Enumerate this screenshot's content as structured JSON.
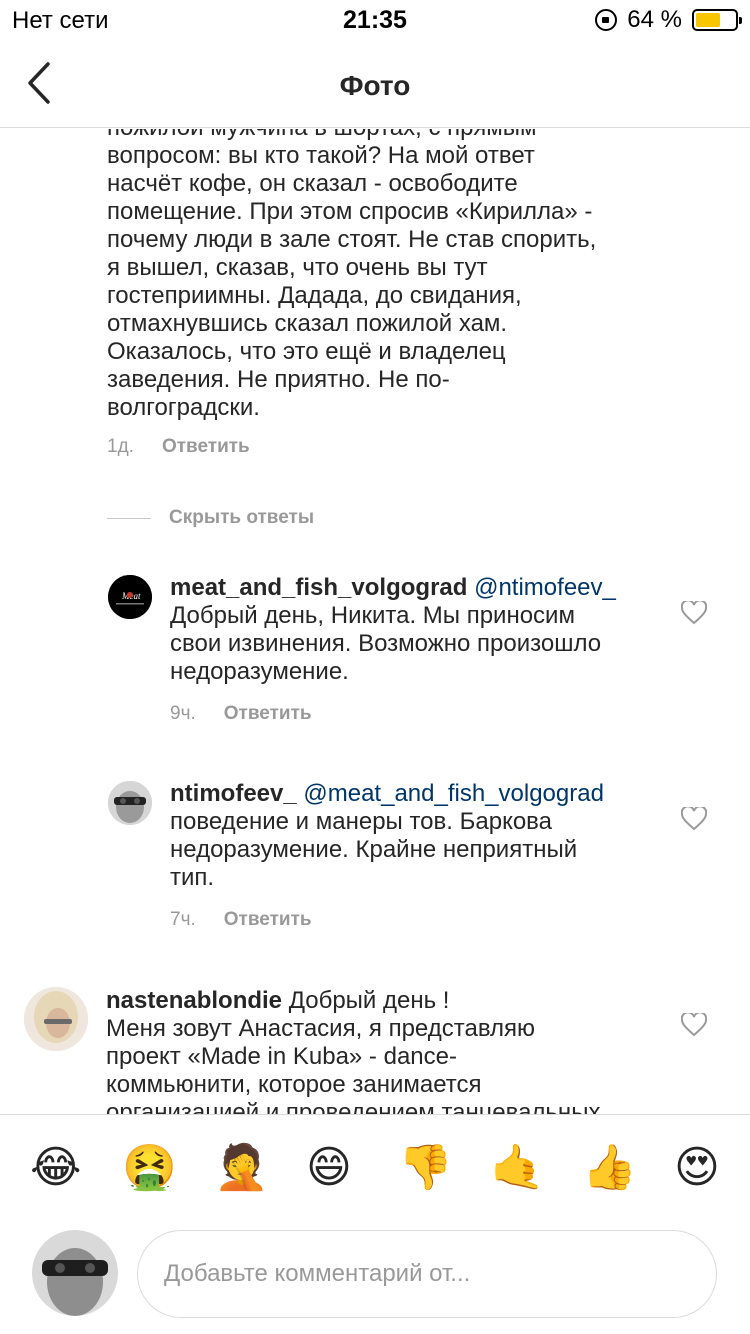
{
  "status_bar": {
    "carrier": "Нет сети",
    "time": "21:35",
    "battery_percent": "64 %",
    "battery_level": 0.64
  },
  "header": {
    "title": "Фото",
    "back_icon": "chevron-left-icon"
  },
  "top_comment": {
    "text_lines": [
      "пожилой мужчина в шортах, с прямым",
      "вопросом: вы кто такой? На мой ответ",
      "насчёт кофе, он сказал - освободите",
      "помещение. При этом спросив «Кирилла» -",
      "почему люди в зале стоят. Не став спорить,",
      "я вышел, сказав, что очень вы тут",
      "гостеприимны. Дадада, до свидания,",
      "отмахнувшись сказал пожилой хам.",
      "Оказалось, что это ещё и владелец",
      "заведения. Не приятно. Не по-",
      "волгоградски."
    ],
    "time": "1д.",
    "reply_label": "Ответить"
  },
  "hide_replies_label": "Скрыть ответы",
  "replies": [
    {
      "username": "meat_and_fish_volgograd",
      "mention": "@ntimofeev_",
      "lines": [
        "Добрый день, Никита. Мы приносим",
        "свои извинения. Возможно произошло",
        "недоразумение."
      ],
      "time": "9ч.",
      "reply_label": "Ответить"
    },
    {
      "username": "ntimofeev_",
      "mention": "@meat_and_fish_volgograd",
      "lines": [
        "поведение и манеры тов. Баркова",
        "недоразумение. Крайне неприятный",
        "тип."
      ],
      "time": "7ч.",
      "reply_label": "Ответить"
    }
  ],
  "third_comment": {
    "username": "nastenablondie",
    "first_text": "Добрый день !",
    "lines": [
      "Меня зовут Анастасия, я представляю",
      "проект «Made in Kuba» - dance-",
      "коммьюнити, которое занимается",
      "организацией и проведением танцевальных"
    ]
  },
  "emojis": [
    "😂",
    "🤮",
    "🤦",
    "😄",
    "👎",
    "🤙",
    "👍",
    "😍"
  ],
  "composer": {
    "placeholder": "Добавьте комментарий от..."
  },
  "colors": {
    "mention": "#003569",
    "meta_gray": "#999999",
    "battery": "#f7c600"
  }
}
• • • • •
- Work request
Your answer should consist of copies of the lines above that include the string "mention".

- The completed task
      "mention": "@ntimofeev_",
      "mention": "@meat_and_fish_volgograd",
    "mention": "#003569",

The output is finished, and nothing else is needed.